It partly depends on what else the prosecution has. If the prosecution doesn’t have sufficient evidence this could go the same way as the case against President Uhuru Kenyatta and the charges may be thrown out of court.
The ICC is already considering a motion of no case to answer from Mr Ruto’s lawyers.
That argument was heard in January and today’s decision could have a bearing on it.
This use of prior testimony falls under Rule 68 of the Rome Statute, which set up the ICC.
But William Ruto’s defence team argued this was unfair because changes to the rule were brought in after the case against him and his fellow defendant, the journalist Joshua arap Sang, had started.
“The prior-recorded testimony was delivered without an opportunity for the accused to cross-examine the witnesses,” said presiding judge Piotr Hofmanski.
Mr Sang, who is accused of using his radio show to organise attacks in the election aftermath, said the decision was “one step to our freedom”.

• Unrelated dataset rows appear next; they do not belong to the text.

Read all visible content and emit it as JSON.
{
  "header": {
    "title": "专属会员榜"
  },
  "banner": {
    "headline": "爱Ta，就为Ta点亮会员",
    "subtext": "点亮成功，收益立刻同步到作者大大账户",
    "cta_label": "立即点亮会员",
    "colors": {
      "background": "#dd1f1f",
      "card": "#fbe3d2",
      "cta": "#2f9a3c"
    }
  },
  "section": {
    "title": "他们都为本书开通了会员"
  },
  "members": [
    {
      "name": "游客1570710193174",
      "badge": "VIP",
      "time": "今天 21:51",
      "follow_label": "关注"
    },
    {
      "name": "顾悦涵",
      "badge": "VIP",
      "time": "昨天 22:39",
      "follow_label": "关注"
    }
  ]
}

Mr Ruto is one of the most senior government officials to be tried by The Hague-based court since its formation more than a decade ago.
In 2014, the ICC dropped similar charges against Kenyan President Uhuru Kenyatta, alleging that witnesses had been intimidated to make them change their testimony.
Mr Ruto and Mr Kenyatta were on opposite sides of the 2007 election, but formed an alliance that won the 2013 election.
The names of key suspects involved in the violence were handed over to the ICC by former UN Secretary General Kofi Annan, who brokered a power-sharing deal in Kenya in 2008.
Mr Annan’s move came after Kenyan politicians failed to set up a tribunal for those accused of instigating the attacks.
In January 2015, a key witness for Mr Ruto was found dead in Kenya after reportedly being abducted a few days earlier.
The ICC said Meshack Yebei had been offered protection in a safe location but had returned home.
Some 600,000 people fled their homes in the 2007 conflict – the worst in Kenya since independence.